WHAT TO DO: Some lines in the entries contain the word "this". Copy all of them.

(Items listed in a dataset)
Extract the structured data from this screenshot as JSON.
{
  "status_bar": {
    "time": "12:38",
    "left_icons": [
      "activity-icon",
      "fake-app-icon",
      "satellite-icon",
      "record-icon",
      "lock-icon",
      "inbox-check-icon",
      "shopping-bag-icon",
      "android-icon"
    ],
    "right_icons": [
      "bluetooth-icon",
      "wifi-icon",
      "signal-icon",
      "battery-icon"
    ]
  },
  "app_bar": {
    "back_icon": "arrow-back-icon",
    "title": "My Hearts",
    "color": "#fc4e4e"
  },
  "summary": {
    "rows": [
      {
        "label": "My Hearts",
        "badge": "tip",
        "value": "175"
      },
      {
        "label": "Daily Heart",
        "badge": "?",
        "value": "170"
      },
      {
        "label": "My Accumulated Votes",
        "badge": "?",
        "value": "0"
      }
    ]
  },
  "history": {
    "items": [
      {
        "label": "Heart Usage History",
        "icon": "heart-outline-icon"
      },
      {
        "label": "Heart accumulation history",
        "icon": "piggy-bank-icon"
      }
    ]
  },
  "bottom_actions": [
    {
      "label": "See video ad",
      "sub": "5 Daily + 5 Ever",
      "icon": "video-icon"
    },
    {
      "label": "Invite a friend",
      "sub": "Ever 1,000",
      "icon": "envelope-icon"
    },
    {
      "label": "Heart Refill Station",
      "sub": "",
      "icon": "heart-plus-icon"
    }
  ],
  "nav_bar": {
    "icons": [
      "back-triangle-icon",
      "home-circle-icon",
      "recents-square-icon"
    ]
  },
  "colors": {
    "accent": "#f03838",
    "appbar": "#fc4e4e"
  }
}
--
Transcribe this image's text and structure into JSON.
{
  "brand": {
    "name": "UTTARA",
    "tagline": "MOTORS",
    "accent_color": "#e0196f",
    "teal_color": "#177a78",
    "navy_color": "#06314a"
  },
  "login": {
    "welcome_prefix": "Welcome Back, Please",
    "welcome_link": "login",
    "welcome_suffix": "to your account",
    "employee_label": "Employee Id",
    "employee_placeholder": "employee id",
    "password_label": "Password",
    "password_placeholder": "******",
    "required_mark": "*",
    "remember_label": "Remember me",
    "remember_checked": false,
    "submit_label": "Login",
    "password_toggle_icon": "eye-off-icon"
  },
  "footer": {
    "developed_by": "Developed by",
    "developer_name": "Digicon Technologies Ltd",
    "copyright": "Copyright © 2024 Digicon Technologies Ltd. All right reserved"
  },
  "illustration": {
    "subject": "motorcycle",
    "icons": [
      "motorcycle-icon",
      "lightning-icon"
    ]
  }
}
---
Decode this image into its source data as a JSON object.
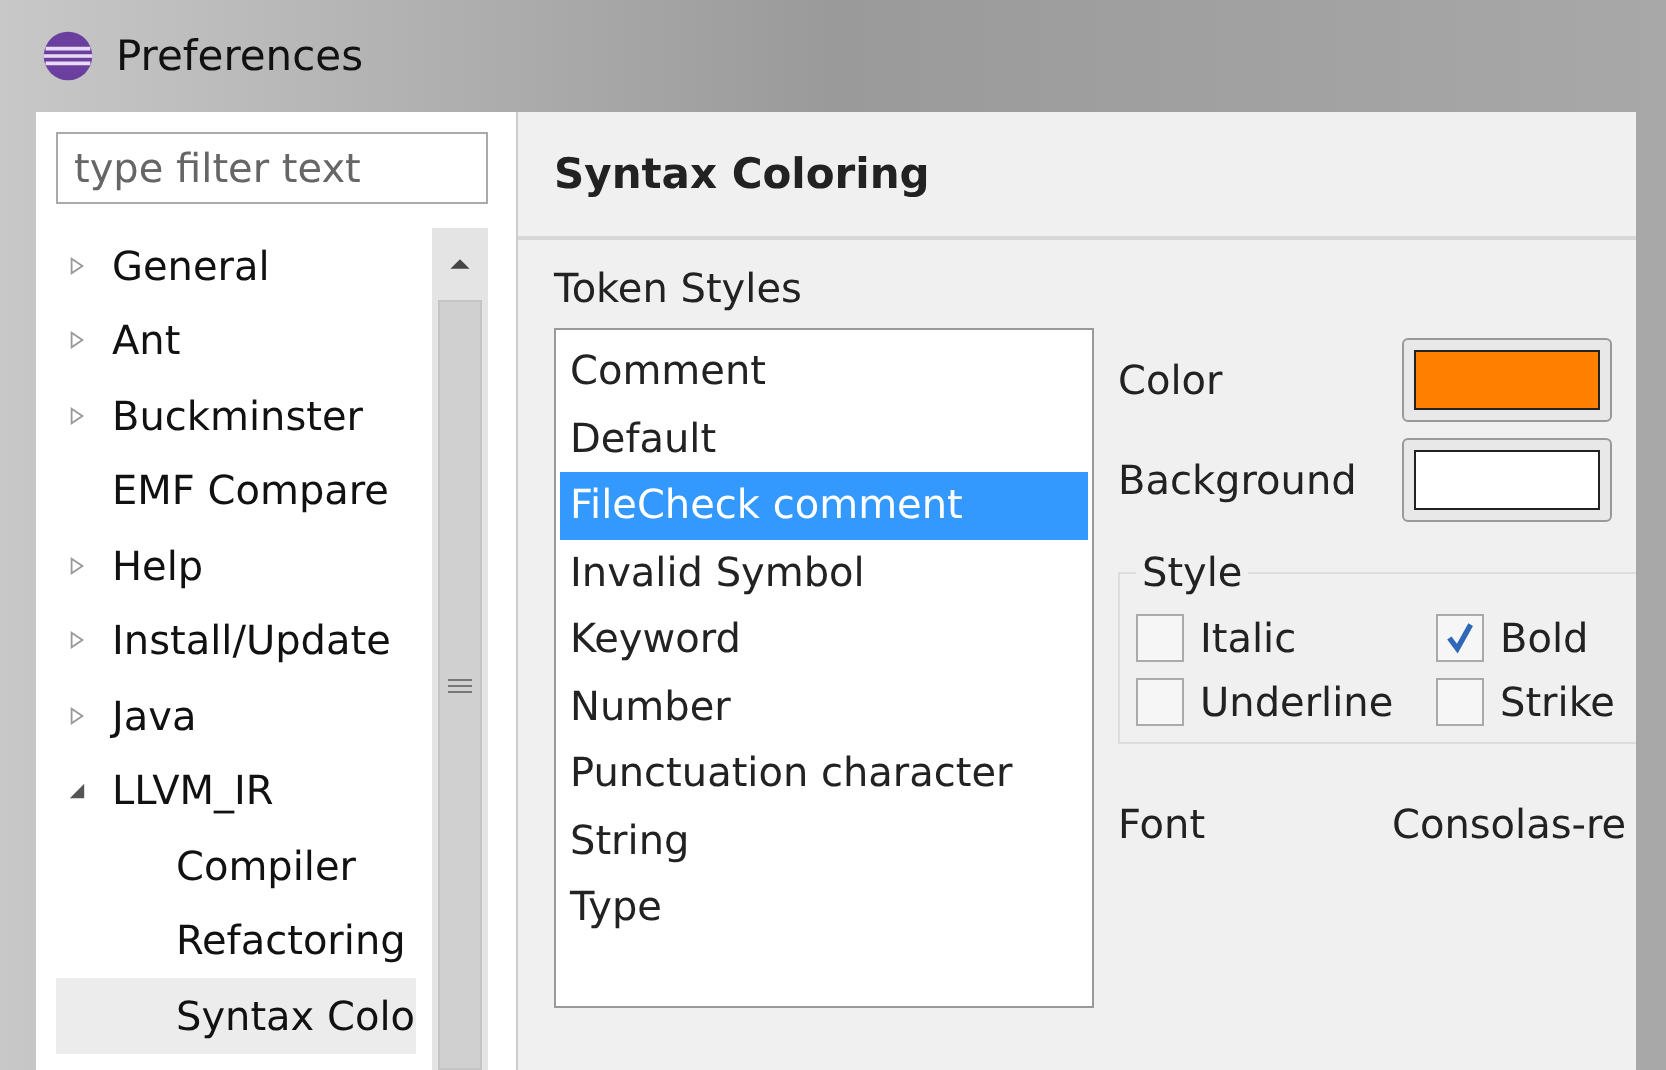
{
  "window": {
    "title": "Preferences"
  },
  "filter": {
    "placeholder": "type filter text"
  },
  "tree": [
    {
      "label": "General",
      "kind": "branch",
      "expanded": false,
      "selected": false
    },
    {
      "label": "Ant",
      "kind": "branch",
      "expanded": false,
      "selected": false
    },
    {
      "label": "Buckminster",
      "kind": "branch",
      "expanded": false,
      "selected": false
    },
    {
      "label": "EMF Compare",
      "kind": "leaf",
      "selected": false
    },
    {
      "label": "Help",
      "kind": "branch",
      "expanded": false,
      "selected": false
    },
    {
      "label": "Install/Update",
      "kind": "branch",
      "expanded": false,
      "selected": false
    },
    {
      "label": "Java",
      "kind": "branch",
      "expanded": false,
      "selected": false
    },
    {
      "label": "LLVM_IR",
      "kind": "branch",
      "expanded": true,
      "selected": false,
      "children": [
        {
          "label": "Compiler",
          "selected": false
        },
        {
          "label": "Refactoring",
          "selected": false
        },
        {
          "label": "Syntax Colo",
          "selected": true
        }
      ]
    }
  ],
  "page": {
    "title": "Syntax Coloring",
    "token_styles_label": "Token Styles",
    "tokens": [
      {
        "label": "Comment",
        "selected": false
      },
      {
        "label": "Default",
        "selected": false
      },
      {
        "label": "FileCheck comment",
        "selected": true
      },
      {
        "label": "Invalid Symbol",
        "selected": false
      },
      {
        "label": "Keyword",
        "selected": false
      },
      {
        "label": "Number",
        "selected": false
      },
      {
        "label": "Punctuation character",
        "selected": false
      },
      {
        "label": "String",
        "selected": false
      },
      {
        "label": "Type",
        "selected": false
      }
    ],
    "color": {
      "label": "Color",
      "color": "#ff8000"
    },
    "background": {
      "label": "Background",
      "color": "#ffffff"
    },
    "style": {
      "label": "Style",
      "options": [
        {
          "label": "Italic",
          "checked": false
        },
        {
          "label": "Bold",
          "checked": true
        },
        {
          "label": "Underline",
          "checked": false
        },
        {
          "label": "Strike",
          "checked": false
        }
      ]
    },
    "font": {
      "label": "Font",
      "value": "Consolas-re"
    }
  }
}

THE ANSWER:
Extract the structured data from this screenshot as JSON.
Transcribe this image's text and structure into JSON.
Decode this image into its source data as a JSON object.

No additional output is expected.